Jennifer J.:  You’re not a teen anymore Kaylee, you’re an adult.

Kaylee:  Right.

Jennifer J.:  I am curious though, when you look back on the teen years, do you have any particular advice that you would give to others? Others who are in the same circumstances. Do you have any tips or hints, or even things that you would have done differently that you would encourage others to do?

Kaylee:  I think that during your teenage years, it’s really hard to decide what you really want. But that’s what you have to do – decide whether or not you want to be in contact with your birth mother. And if you want to have a relationship with them. I don’t really think there’s any advice for one specific person because everyone’s different. Everyone has a different background story. Each person has to decide whether or not they would like a relationship with their birth mother. And, what type of relationship. Whether you connect with them all the time, send them pictures and letters, etc. You get to make your own decision whether. Just like you get to decide on every other relationship that you have in your life.

Jennifer J.:  Excellent point. Brenda, what about you? Same question now that these teen years are in the past, what advice would you give for others?

Brenda:  Reading books and talking about adoption, and researching information about adoption is important to do with teenagers. They may need counseling at different times of their life, so it’s important to stay closely involved. There may become an issue that comes up that it’s beyond your scope and you need to bring in a counselor. Don’t be afraid to do that because I think you may have to tweak a few things as you go to make sure that they become healthy adults. Meet the child where they’re at. Today they might want to talk about the birth mother. They might want this information. Tomorrow they may not. Just meet them wherever they are at all times of their life.

Brenda: At the same time, I think adoptive parents have to cut themselves some slack. I think we analyze ourselves under microscopes and we get all worked up thinking, “Is this an adoption issue? Is this a teen issue? Oh my gosh, what am I doing? Are we doing the right thing?” I think we need to cut ourselves some slack and take a breath and go with our gut.

Jennifer J.:  That’s excellent advice. Cut yourself a little slack, but also know that outside assistance and resources are available if you need help.

Brenda:  Exactly.

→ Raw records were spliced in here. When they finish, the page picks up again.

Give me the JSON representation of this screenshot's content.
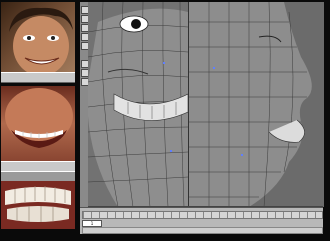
{
  "title": "",
  "reference_photos": [
    {
      "name": "smiling-face-photo"
    },
    {
      "name": "teeth-photo"
    },
    {
      "name": "mouth-closeup-photo"
    }
  ],
  "maya": {
    "frame_value": "1",
    "viewports": [
      "front",
      "side"
    ],
    "outliner_left": "",
    "outliner_right": ""
  },
  "colors": {
    "background": "#0a0a0a",
    "viewport": "#6e6e6e",
    "outliner_text": "#5cff5c",
    "ui_grey": "#b8b8b8"
  }
}
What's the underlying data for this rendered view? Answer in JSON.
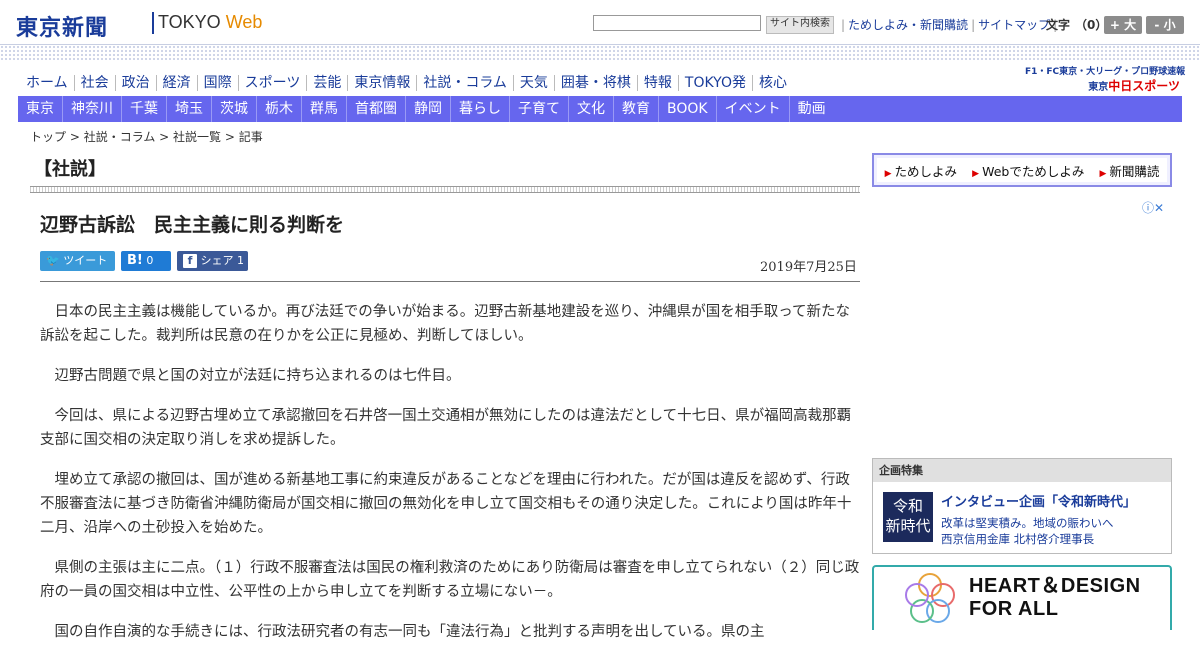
{
  "header": {
    "logo_ja": "東京新聞",
    "logo_en_1": "TOKYO",
    "logo_en_2": "Web",
    "search_placeholder": "",
    "search_button": "サイト内検索",
    "top_links": [
      "ためしよみ・新聞購読",
      "サイトマップ"
    ],
    "font_label": "文字",
    "font_value": "（0）",
    "font_plus": "+ 大",
    "font_minus": "- 小"
  },
  "main_nav": [
    "ホーム",
    "社会",
    "政治",
    "経済",
    "国際",
    "スポーツ",
    "芸能",
    "東京情報",
    "社説・コラム",
    "天気",
    "囲碁・将棋",
    "特報",
    "TOKYO発",
    "核心"
  ],
  "chunichi": {
    "line1": "F1・FC東京・大リーグ・プロ野球速報",
    "prefix": "東京",
    "name": "中日スポーツ"
  },
  "sub_nav": [
    "東京",
    "神奈川",
    "千葉",
    "埼玉",
    "茨城",
    "栃木",
    "群馬",
    "首都圏",
    "静岡",
    "暮らし",
    "子育て",
    "文化",
    "教育",
    "BOOK",
    "イベント",
    "動画"
  ],
  "breadcrumb": [
    "トップ",
    "社説・コラム",
    "社説一覧",
    "記事"
  ],
  "section_title": "【社説】",
  "article": {
    "headline": "辺野古訴訟　民主主義に則る判断を",
    "share": {
      "tweet": "ツイート",
      "hatena_count": "0",
      "facebook": "シェア",
      "facebook_count": "1"
    },
    "date": "2019年7月25日",
    "paragraphs": [
      "日本の民主主義は機能しているか。再び法廷での争いが始まる。辺野古新基地建設を巡り、沖縄県が国を相手取って新たな訴訟を起こした。裁判所は民意の在りかを公正に見極め、判断してほしい。",
      "辺野古問題で県と国の対立が法廷に持ち込まれるのは七件目。",
      "今回は、県による辺野古埋め立て承認撤回を石井啓一国土交通相が無効にしたのは違法だとして十七日、県が福岡高裁那覇支部に国交相の決定取り消しを求め提訴した。",
      "埋め立て承認の撤回は、国が進める新基地工事に約束違反があることなどを理由に行われた。だが国は違反を認めず、行政不服審査法に基づき防衛省沖縄防衛局が国交相に撤回の無効化を申し立て国交相もその通り決定した。これにより国は昨年十二月、沿岸への土砂投入を始めた。",
      "県側の主張は主に二点。（１）行政不服審査法は国民の権利救済のためにあり防衛局は審査を申し立てられない（２）同じ政府の一員の国交相は中立性、公平性の上から申し立てを判断する立場にない－。",
      "国の自作自演的な手続きには、行政法研究者の有志一同も「違法行為」と批判する声明を出している。県の主"
    ]
  },
  "sidebar": {
    "promo": [
      "ためしよみ",
      "Webでためしよみ",
      "新聞購読"
    ],
    "ad_info": "ⓘ✕",
    "feature": {
      "header": "企画特集",
      "thumb_line1": "令和",
      "thumb_line2": "新時代",
      "title": "インタビュー企画「令和新時代」",
      "sub1": "改革は堅実積み。地域の賑わいへ",
      "sub2": "西京信用金庫 北村啓介理事長"
    },
    "heart_line1": "HEART＆DESIGN",
    "heart_line2": "FOR ALL"
  }
}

Jennifer J.:  Thank both of you so very much for today. This is fantastic information about open adoption in MI for our listeners.

Brenda:  Thanks Jennifer.

Kaylee:  Yeah, thank you so much.

Jennifer J.:  If you are interested in connecting with us or learning more about open adoption in MI, we would love to hear from you. Call us anytime at 800-677-2367. You can also connect with Adoption Associates on Facebook, Twitter and Instagram. I want to thank Brenda and Kaylee for talking with us about parenting during the teen years. And, for giving us insight as to how the teen years are impacted by open adoption.

Have a great day, everyone!